Imagine a state that has enacted all of the policies that the public and clean energy providers have asked for: an aggressive renewable portfolio standard, a robust grid modernization plan, far-reaching shared renewables. The sun is shining, the birds are chirping, people are celebrating and getting ready to build new projects -- perfect, right?

Unfortunately, there could be dark clouds on the horizon without the one policy most critical to making everything else work: interconnection.

The absence of this crucial policy would cause projects to because mired in a murky technical process, with no end in sight. 

Does this sound too pessimistic to be real? It’s not. Just ask Minnesota, New York and several other states that have learned the hard way about the importance of interconnection.

The power grid is much like our network of country roads, highways and freeways, carrying energy from its origin to its final destination. Interconnection standards are, in effect, the “rules of the road,” set by policymakers, which both system owners and utilities must follow to keep traffic flowing smoothly. The quality of these rules -- like any given street sign, traffic direction or roadmap -- can facilitate an easy free-flow of traffic, or result in maddening, unnecessary gridlock. As we introduce new technologies and services, such as self-driving cars and ride-sharing apps, the rules of the road must evolve. So, too, must interconnection procedures.

Drawing from our experience working on the ground with more than 20 states on interconnection reform, the Interstate Renewable Energy Council (IREC) puts forward-thinking, fact-based tools in the hands of stakeholders and decision-makers tackling the challenges of a more distributed electricity grid. In the weeks ahead, we will discuss key emerging issues and critical areas of focus for decision-makers. We will also identify a host of best practices that have not yet been captured in existing interconnection model rules.

At a basic level, interconnection standards should outline with clarity all of the timelines, fees, technical requirements and steps in the review process for bringing new systems on-line. Well-designed rules are foundational to healthy renewable energy markets, as they allow utilities to maintain the safety and reliability of the grid, while providing a transparent, efficient and cost-effective experience for customers. Interconnection should not be an obstacle or a source of frustration and contention for any party involved in the process. Clear, forward-thinking rules are essential if we want to achieve our clean energy goals.

In 2016, just over half of all states earned either an “A” or “B” grade in Freeing the Grid, a report that IREC and Vote Solar release annually, which tracks developments in interconnection and net metering policies across the country. Approximately 20 percent of states received a “C” or “D” grade for poorly designed rules, and 30 percent got an “F,” having failed to adopt interconnection standards of any kind. But those states that are further behind on interconnection have an advantage: They can look to the examples of pioneering states, such has California, Hawaii and Massachusetts, which have recently adopted strong procedural reforms to improve interconnection.

At the national level, the Federal Energy Regulatory Commission (FERC) has also developed a set of standards for small generators and utilities under its jurisdiction.
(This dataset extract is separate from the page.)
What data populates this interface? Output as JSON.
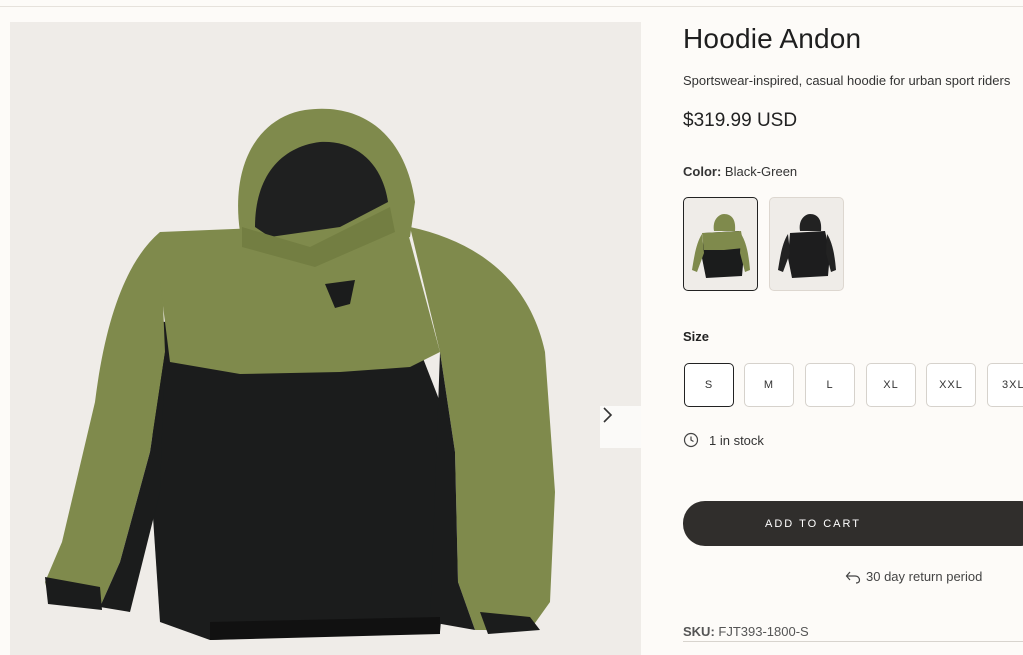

A number of states, such as North Carolina, South Carolina, Ohio, and most recently Illinois, have followed FERC’s lead, incorporating its “fast-track” review process and other best practices into their own interconnection rules. Others, including Minnesota and Iowa, are actively considering similar updates.

As an active participant at FERC and in dozens of state commission rulemakings over the past decade, IREC has identified and synthesized the best practices in use across the country in a set of model interconnection procedures that states should consider as they strive to create and refine their own rules. Key practices highlighted in IREC’s model procedures include the use of pre-application reports, updated technical screens, more sophisticated sizing criteria, an improved “supplemental review” process that reduces the need for full study, and more.

Even in proactive states, higher volumes of renewable energy projects seeking to connect to the grid in the years ahead could create significant logjams if we do not meaningfully prepare with proactive rules. In some places, they already have.

Hawaii, California and Massachusetts were driven to reform their interconnection procedures in response to backlogged interconnection queues and frustrated customers. More recently, North Carolina experienced similar queue delays and took a hard look at its procedures. These states’ procedures and IREC’s model rules already capture some lessons learned -- but not all of them. In this article series, we will look at cutting-edge interconnection issues, and wherever possible, identify innovative solutions being implemented across the United States.

In this series, IREC will answer some of the most critical questions facing our collective clean energy future:

  • How can states enforce improved interconnection processes and ensure accountability among developers and utilities alike?
  • Who gets to access grid data, and what does it really mean to gain greater visibility into our distribution system?
  • How do we keep costs reasonable amid rapidly increasing demand for interconnections? And who should pay for what (and when)?
  • What’s the role for interconnection as we move toward a more modern and sophisticated electricity grid?
  • What should we do when conflicts arise?
  • What about storage? How do you connect energy storage to the grid?

Up next in the series: how clear timelines can make or break the interconnection process, and where applicants and utilities still get stuck today.


Erica McConnell is special counsel and Cathy Malina is an environmental law fellow with Shute, Mihaly and Weinberger LLP, attorneys for the Interstate Renewable Energy Council.